_Extracted data:_

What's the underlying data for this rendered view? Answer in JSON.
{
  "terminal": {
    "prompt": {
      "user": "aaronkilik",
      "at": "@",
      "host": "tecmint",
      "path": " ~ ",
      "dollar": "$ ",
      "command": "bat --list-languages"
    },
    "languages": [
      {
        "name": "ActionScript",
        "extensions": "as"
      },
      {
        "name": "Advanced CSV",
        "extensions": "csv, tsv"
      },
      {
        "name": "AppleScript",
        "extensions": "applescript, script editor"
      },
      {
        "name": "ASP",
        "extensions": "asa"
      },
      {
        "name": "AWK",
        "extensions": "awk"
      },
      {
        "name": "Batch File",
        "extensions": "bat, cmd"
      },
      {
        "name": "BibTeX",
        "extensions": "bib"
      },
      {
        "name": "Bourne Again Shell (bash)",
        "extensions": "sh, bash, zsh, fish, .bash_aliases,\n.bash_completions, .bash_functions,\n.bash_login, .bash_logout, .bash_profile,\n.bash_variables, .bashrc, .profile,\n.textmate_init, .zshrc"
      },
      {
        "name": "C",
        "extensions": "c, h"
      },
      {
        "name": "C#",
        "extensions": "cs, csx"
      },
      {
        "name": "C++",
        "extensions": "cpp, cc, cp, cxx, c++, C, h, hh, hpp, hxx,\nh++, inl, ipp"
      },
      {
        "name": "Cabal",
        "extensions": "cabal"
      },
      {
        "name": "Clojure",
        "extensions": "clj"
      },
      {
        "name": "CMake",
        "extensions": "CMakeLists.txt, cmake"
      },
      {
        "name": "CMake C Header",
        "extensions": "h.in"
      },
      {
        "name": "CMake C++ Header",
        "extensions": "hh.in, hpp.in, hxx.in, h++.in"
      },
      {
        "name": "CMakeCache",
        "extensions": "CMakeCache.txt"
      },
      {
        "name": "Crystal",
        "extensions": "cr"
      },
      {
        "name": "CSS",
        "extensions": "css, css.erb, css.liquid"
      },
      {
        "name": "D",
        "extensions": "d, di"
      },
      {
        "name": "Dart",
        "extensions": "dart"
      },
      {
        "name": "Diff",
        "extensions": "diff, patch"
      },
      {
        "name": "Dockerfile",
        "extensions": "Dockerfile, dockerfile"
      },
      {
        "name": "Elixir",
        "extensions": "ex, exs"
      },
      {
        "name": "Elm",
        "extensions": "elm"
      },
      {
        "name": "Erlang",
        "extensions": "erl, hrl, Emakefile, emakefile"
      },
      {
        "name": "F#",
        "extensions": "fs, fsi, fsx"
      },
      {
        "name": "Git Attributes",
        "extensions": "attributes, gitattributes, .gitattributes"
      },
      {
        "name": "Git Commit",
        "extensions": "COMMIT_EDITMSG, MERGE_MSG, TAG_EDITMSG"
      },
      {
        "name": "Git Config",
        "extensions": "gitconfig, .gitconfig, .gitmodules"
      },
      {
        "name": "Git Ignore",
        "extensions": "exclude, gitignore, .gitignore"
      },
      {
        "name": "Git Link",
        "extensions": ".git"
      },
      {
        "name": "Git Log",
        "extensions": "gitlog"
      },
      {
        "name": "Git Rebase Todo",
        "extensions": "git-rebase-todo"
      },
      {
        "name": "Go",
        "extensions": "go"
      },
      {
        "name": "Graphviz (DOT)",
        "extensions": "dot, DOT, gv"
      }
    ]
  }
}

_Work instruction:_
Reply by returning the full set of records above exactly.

_Solution for this exercise:_
What's the underlying data for this rendered view? Answer in JSON.
{
  "terminal": {
    "prompt": {
      "user": "aaronkilik",
      "at": "@",
      "host": "tecmint",
      "path": " ~ ",
      "dollar": "$ ",
      "command": "bat --list-languages"
    },
    "languages": [
      {
        "name": "ActionScript",
        "extensions": "as"
      },
      {
        "name": "Advanced CSV",
        "extensions": "csv, tsv"
      },
      {
        "name": "AppleScript",
        "extensions": "applescript, script editor"
      },
      {
        "name": "ASP",
        "extensions": "asa"
      },
      {
        "name": "AWK",
        "extensions": "awk"
      },
      {
        "name": "Batch File",
        "extensions": "bat, cmd"
      },
      {
        "name": "BibTeX",
        "extensions": "bib"
      },
      {
        "name": "Bourne Again Shell (bash)",
        "extensions": "sh, bash, zsh, fish, .bash_aliases,\n.bash_completions, .bash_functions,\n.bash_login, .bash_logout, .bash_profile,\n.bash_variables, .bashrc, .profile,\n.textmate_init, .zshrc"
      },
      {
        "name": "C",
        "extensions": "c, h"
      },
      {
        "name": "C#",
        "extensions": "cs, csx"
      },
      {
        "name": "C++",
        "extensions": "cpp, cc, cp, cxx, c++, C, h, hh, hpp, hxx,\nh++, inl, ipp"
      },
      {
        "name": "Cabal",
        "extensions": "cabal"
      },
      {
        "name": "Clojure",
        "extensions": "clj"
      },
      {
        "name": "CMake",
        "extensions": "CMakeLists.txt, cmake"
      },
      {
        "name": "CMake C Header",
        "extensions": "h.in"
      },
      {
        "name": "CMake C++ Header",
        "extensions": "hh.in, hpp.in, hxx.in, h++.in"
      },
      {
        "name": "CMakeCache",
        "extensions": "CMakeCache.txt"
      },
      {
        "name": "Crystal",
        "extensions": "cr"
      },
      {
        "name": "CSS",
        "extensions": "css, css.erb, css.liquid"
      },
      {
        "name": "D",
        "extensions": "d, di"
      },
      {
        "name": "Dart",
        "extensions": "dart"
      },
      {
        "name": "Diff",
        "extensions": "diff, patch"
      },
      {
        "name": "Dockerfile",
        "extensions": "Dockerfile, dockerfile"
      },
      {
        "name": "Elixir",
        "extensions": "ex, exs"
      },
      {
        "name": "Elm",
        "extensions": "elm"
      },
      {
        "name": "Erlang",
        "extensions": "erl, hrl, Emakefile, emakefile"
      },
      {
        "name": "F#",
        "extensions": "fs, fsi, fsx"
      },
      {
        "name": "Git Attributes",
        "extensions": "attributes, gitattributes, .gitattributes"
      },
      {
        "name": "Git Commit",
        "extensions": "COMMIT_EDITMSG, MERGE_MSG, TAG_EDITMSG"
      },
      {
        "name": "Git Config",
        "extensions": "gitconfig, .gitconfig, .gitmodules"
      },
      {
        "name": "Git Ignore",
        "extensions": "exclude, gitignore, .gitignore"
      },
      {
        "name": "Git Link",
        "extensions": ".git"
      },
      {
        "name": "Git Log",
        "extensions": "gitlog"
      },
      {
        "name": "Git Rebase Todo",
        "extensions": "git-rebase-todo"
      },
      {
        "name": "Go",
        "extensions": "go"
      },
      {
        "name": "Graphviz (DOT)",
        "extensions": "dot, DOT, gv"
      }
    ]
  }
}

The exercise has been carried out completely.